=== Recorded information ===

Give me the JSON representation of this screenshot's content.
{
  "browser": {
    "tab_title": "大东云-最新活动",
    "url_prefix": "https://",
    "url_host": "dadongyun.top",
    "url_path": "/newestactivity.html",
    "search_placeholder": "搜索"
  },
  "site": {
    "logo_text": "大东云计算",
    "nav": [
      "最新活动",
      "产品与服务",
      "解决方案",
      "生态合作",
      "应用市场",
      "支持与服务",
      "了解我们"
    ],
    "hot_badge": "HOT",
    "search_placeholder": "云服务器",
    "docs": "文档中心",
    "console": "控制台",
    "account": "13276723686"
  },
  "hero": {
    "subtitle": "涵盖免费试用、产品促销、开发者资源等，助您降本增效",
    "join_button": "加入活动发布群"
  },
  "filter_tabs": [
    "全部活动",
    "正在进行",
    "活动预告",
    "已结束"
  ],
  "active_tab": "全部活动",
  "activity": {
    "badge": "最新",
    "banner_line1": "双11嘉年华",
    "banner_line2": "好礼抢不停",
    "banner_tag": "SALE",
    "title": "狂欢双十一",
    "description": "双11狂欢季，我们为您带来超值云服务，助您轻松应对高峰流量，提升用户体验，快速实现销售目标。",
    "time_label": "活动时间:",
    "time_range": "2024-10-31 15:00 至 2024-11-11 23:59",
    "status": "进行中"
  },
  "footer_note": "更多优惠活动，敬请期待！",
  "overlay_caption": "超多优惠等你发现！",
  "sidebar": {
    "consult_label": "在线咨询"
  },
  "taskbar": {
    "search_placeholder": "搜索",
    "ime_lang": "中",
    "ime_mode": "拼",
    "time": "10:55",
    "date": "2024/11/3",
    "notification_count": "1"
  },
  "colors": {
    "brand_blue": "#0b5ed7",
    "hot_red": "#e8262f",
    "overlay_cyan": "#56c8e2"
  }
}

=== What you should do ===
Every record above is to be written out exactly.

=== Answer box ===
Give me the JSON representation of this screenshot's content.
{
  "browser": {
    "tab_title": "大东云-最新活动",
    "url_prefix": "https://",
    "url_host": "dadongyun.top",
    "url_path": "/newestactivity.html",
    "search_placeholder": "搜索"
  },
  "site": {
    "logo_text": "大东云计算",
    "nav": [
      "最新活动",
      "产品与服务",
      "解决方案",
      "生态合作",
      "应用市场",
      "支持与服务",
      "了解我们"
    ],
    "hot_badge": "HOT",
    "search_placeholder": "云服务器",
    "docs": "文档中心",
    "console": "控制台",
    "account": "13276723686"
  },
  "hero": {
    "subtitle": "涵盖免费试用、产品促销、开发者资源等，助您降本增效",
    "join_button": "加入活动发布群"
  },
  "filter_tabs": [
    "全部活动",
    "正在进行",
    "活动预告",
    "已结束"
  ],
  "active_tab": "全部活动",
  "activity": {
    "badge": "最新",
    "banner_line1": "双11嘉年华",
    "banner_line2": "好礼抢不停",
    "banner_tag": "SALE",
    "title": "狂欢双十一",
    "description": "双11狂欢季，我们为您带来超值云服务，助您轻松应对高峰流量，提升用户体验，快速实现销售目标。",
    "time_label": "活动时间:",
    "time_range": "2024-10-31 15:00 至 2024-11-11 23:59",
    "status": "进行中"
  },
  "footer_note": "更多优惠活动，敬请期待！",
  "overlay_caption": "超多优惠等你发现！",
  "sidebar": {
    "consult_label": "在线咨询"
  },
  "taskbar": {
    "search_placeholder": "搜索",
    "ime_lang": "中",
    "ime_mode": "拼",
    "time": "10:55",
    "date": "2024/11/3",
    "notification_count": "1"
  },
  "colors": {
    "brand_blue": "#0b5ed7",
    "hot_red": "#e8262f",
    "overlay_cyan": "#56c8e2"
  }
}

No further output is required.